___ Records provided

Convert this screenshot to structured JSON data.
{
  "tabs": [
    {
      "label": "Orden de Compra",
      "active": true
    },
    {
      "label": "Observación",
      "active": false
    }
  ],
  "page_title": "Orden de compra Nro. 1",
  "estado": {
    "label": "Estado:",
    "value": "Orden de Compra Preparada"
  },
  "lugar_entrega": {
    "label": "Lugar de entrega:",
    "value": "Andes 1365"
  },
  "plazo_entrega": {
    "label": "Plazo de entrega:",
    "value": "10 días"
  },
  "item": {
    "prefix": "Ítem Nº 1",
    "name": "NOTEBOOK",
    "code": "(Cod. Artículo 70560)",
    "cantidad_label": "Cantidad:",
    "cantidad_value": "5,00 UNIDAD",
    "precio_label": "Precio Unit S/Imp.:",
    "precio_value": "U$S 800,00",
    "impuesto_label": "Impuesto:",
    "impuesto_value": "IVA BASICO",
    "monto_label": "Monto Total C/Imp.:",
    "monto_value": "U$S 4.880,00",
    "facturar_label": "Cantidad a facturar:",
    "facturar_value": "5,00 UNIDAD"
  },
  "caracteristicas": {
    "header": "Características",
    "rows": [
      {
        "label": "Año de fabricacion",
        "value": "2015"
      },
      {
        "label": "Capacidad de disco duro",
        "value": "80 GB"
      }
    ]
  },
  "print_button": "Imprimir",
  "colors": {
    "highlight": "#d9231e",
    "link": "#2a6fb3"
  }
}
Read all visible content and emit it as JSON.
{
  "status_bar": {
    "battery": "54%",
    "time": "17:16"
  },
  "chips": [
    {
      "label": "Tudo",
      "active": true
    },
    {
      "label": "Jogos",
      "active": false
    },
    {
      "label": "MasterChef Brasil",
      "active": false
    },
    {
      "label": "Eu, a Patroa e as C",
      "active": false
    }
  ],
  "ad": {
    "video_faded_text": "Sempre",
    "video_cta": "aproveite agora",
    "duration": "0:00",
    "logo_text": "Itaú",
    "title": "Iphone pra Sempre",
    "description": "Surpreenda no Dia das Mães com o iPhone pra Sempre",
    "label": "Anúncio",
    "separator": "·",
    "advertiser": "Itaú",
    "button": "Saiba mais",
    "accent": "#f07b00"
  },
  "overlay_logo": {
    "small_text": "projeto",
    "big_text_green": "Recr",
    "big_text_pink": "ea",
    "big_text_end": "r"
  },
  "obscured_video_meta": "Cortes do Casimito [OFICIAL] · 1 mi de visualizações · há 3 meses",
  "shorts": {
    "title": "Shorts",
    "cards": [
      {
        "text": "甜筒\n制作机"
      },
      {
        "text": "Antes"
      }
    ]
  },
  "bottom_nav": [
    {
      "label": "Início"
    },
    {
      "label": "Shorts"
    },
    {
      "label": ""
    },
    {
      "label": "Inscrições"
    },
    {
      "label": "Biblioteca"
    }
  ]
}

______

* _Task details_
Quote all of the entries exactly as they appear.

* _Result_
Convert this screenshot to structured JSON data.
{
  "tabs": [
    {
      "label": "Orden de Compra",
      "active": true
    },
    {
      "label": "Observación",
      "active": false
    }
  ],
  "page_title": "Orden de compra Nro. 1",
  "estado": {
    "label": "Estado:",
    "value": "Orden de Compra Preparada"
  },
  "lugar_entrega": {
    "label": "Lugar de entrega:",
    "value": "Andes 1365"
  },
  "plazo_entrega": {
    "label": "Plazo de entrega:",
    "value": "10 días"
  },
  "item": {
    "prefix": "Ítem Nº 1",
    "name": "NOTEBOOK",
    "code": "(Cod. Artículo 70560)",
    "cantidad_label": "Cantidad:",
    "cantidad_value": "5,00 UNIDAD",
    "precio_label": "Precio Unit S/Imp.:",
    "precio_value": "U$S 800,00",
    "impuesto_label": "Impuesto:",
    "impuesto_value": "IVA BASICO",
    "monto_label": "Monto Total C/Imp.:",
    "monto_value": "U$S 4.880,00",
    "facturar_label": "Cantidad a facturar:",
    "facturar_value": "5,00 UNIDAD"
  },
  "caracteristicas": {
    "header": "Características",
    "rows": [
      {
        "label": "Año de fabricacion",
        "value": "2015"
      },
      {
        "label": "Capacidad de disco duro",
        "value": "80 GB"
      }
    ]
  },
  "print_button": "Imprimir",
  "colors": {
    "highlight": "#d9231e",
    "link": "#2a6fb3"
  }
}
Read all visible content and emit it as JSON.
{
  "status_bar": {
    "battery": "54%",
    "time": "17:16"
  },
  "chips": [
    {
      "label": "Tudo",
      "active": true
    },
    {
      "label": "Jogos",
      "active": false
    },
    {
      "label": "MasterChef Brasil",
      "active": false
    },
    {
      "label": "Eu, a Patroa e as C",
      "active": false
    }
  ],
  "ad": {
    "video_faded_text": "Sempre",
    "video_cta": "aproveite agora",
    "duration": "0:00",
    "logo_text": "Itaú",
    "title": "Iphone pra Sempre",
    "description": "Surpreenda no Dia das Mães com o iPhone pra Sempre",
    "label": "Anúncio",
    "separator": "·",
    "advertiser": "Itaú",
    "button": "Saiba mais",
    "accent": "#f07b00"
  },
  "overlay_logo": {
    "small_text": "projeto",
    "big_text_green": "Recr",
    "big_text_pink": "ea",
    "big_text_end": "r"
  },
  "obscured_video_meta": "Cortes do Casimito [OFICIAL] · 1 mi de visualizações · há 3 meses",
  "shorts": {
    "title": "Shorts",
    "cards": [
      {
        "text": "甜筒\n制作机"
      },
      {
        "text": "Antes"
      }
    ]
  },
  "bottom_nav": [
    {
      "label": "Início"
    },
    {
      "label": "Shorts"
    },
    {
      "label": ""
    },
    {
      "label": "Inscrições"
    },
    {
      "label": "Biblioteca"
    }
  ]
}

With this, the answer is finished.